● INSTRUCTIONS TO FOLLOW
The data that follows should be copied out exactly.

● DATA SUPPLIED
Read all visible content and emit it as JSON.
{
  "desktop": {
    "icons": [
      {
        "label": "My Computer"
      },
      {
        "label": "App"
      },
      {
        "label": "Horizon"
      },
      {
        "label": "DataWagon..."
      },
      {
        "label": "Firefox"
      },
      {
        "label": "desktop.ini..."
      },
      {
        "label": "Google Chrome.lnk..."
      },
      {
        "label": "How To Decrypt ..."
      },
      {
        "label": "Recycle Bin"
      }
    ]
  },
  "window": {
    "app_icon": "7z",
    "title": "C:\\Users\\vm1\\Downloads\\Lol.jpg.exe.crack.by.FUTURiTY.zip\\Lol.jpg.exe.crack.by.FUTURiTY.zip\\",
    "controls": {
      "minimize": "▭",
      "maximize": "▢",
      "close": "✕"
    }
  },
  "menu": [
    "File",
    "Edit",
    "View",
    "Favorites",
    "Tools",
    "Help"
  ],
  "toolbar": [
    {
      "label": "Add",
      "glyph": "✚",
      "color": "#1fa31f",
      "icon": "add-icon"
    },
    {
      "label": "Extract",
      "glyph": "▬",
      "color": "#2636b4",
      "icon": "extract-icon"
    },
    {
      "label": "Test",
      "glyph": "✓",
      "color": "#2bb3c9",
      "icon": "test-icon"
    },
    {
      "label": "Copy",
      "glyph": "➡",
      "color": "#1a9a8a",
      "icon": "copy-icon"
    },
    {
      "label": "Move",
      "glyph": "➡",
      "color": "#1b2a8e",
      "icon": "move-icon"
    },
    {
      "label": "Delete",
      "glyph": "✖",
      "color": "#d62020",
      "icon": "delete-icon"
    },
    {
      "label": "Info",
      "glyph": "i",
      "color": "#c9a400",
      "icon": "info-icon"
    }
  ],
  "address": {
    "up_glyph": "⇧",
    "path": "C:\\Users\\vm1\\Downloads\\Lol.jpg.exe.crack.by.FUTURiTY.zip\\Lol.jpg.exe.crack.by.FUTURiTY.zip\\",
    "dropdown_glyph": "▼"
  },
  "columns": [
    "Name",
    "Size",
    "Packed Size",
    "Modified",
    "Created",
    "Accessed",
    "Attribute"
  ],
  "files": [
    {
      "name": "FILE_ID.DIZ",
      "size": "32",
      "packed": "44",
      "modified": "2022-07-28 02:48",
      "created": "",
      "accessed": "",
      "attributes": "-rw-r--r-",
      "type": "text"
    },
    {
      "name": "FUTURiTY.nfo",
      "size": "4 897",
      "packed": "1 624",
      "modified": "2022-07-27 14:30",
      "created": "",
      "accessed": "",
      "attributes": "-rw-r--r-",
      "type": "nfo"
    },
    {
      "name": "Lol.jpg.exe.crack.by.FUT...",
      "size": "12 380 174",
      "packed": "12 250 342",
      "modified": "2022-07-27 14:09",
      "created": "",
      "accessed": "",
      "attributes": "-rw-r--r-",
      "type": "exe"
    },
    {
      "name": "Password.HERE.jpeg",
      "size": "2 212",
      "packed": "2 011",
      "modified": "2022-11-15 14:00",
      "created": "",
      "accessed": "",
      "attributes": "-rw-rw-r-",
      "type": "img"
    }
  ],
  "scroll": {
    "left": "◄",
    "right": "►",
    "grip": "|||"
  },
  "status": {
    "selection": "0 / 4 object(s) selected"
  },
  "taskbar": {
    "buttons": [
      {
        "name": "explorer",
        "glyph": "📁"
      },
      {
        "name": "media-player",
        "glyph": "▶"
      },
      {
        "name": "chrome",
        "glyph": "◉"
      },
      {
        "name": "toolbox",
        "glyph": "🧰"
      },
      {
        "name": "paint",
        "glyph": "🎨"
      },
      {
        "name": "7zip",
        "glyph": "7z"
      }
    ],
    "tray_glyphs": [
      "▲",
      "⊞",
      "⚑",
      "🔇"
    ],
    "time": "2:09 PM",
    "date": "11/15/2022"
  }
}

● ANSWER BELOW
Read all visible content and emit it as JSON.
{
  "desktop": {
    "icons": [
      {
        "label": "My Computer"
      },
      {
        "label": "App"
      },
      {
        "label": "Horizon"
      },
      {
        "label": "DataWagon..."
      },
      {
        "label": "Firefox"
      },
      {
        "label": "desktop.ini..."
      },
      {
        "label": "Google Chrome.lnk..."
      },
      {
        "label": "How To Decrypt ..."
      },
      {
        "label": "Recycle Bin"
      }
    ]
  },
  "window": {
    "app_icon": "7z",
    "title": "C:\\Users\\vm1\\Downloads\\Lol.jpg.exe.crack.by.FUTURiTY.zip\\Lol.jpg.exe.crack.by.FUTURiTY.zip\\",
    "controls": {
      "minimize": "▭",
      "maximize": "▢",
      "close": "✕"
    }
  },
  "menu": [
    "File",
    "Edit",
    "View",
    "Favorites",
    "Tools",
    "Help"
  ],
  "toolbar": [
    {
      "label": "Add",
      "glyph": "✚",
      "color": "#1fa31f",
      "icon": "add-icon"
    },
    {
      "label": "Extract",
      "glyph": "▬",
      "color": "#2636b4",
      "icon": "extract-icon"
    },
    {
      "label": "Test",
      "glyph": "✓",
      "color": "#2bb3c9",
      "icon": "test-icon"
    },
    {
      "label": "Copy",
      "glyph": "➡",
      "color": "#1a9a8a",
      "icon": "copy-icon"
    },
    {
      "label": "Move",
      "glyph": "➡",
      "color": "#1b2a8e",
      "icon": "move-icon"
    },
    {
      "label": "Delete",
      "glyph": "✖",
      "color": "#d62020",
      "icon": "delete-icon"
    },
    {
      "label": "Info",
      "glyph": "i",
      "color": "#c9a400",
      "icon": "info-icon"
    }
  ],
  "address": {
    "up_glyph": "⇧",
    "path": "C:\\Users\\vm1\\Downloads\\Lol.jpg.exe.crack.by.FUTURiTY.zip\\Lol.jpg.exe.crack.by.FUTURiTY.zip\\",
    "dropdown_glyph": "▼"
  },
  "columns": [
    "Name",
    "Size",
    "Packed Size",
    "Modified",
    "Created",
    "Accessed",
    "Attribute"
  ],
  "files": [
    {
      "name": "FILE_ID.DIZ",
      "size": "32",
      "packed": "44",
      "modified": "2022-07-28 02:48",
      "created": "",
      "accessed": "",
      "attributes": "-rw-r--r-",
      "type": "text"
    },
    {
      "name": "FUTURiTY.nfo",
      "size": "4 897",
      "packed": "1 624",
      "modified": "2022-07-27 14:30",
      "created": "",
      "accessed": "",
      "attributes": "-rw-r--r-",
      "type": "nfo"
    },
    {
      "name": "Lol.jpg.exe.crack.by.FUT...",
      "size": "12 380 174",
      "packed": "12 250 342",
      "modified": "2022-07-27 14:09",
      "created": "",
      "accessed": "",
      "attributes": "-rw-r--r-",
      "type": "exe"
    },
    {
      "name": "Password.HERE.jpeg",
      "size": "2 212",
      "packed": "2 011",
      "modified": "2022-11-15 14:00",
      "created": "",
      "accessed": "",
      "attributes": "-rw-rw-r-",
      "type": "img"
    }
  ],
  "scroll": {
    "left": "◄",
    "right": "►",
    "grip": "|||"
  },
  "status": {
    "selection": "0 / 4 object(s) selected"
  },
  "taskbar": {
    "buttons": [
      {
        "name": "explorer",
        "glyph": "📁"
      },
      {
        "name": "media-player",
        "glyph": "▶"
      },
      {
        "name": "chrome",
        "glyph": "◉"
      },
      {
        "name": "toolbox",
        "glyph": "🧰"
      },
      {
        "name": "paint",
        "glyph": "🎨"
      },
      {
        "name": "7zip",
        "glyph": "7z"
      }
    ],
    "tray_glyphs": [
      "▲",
      "⊞",
      "⚑",
      "🔇"
    ],
    "time": "2:09 PM",
    "date": "11/15/2022"
  }
}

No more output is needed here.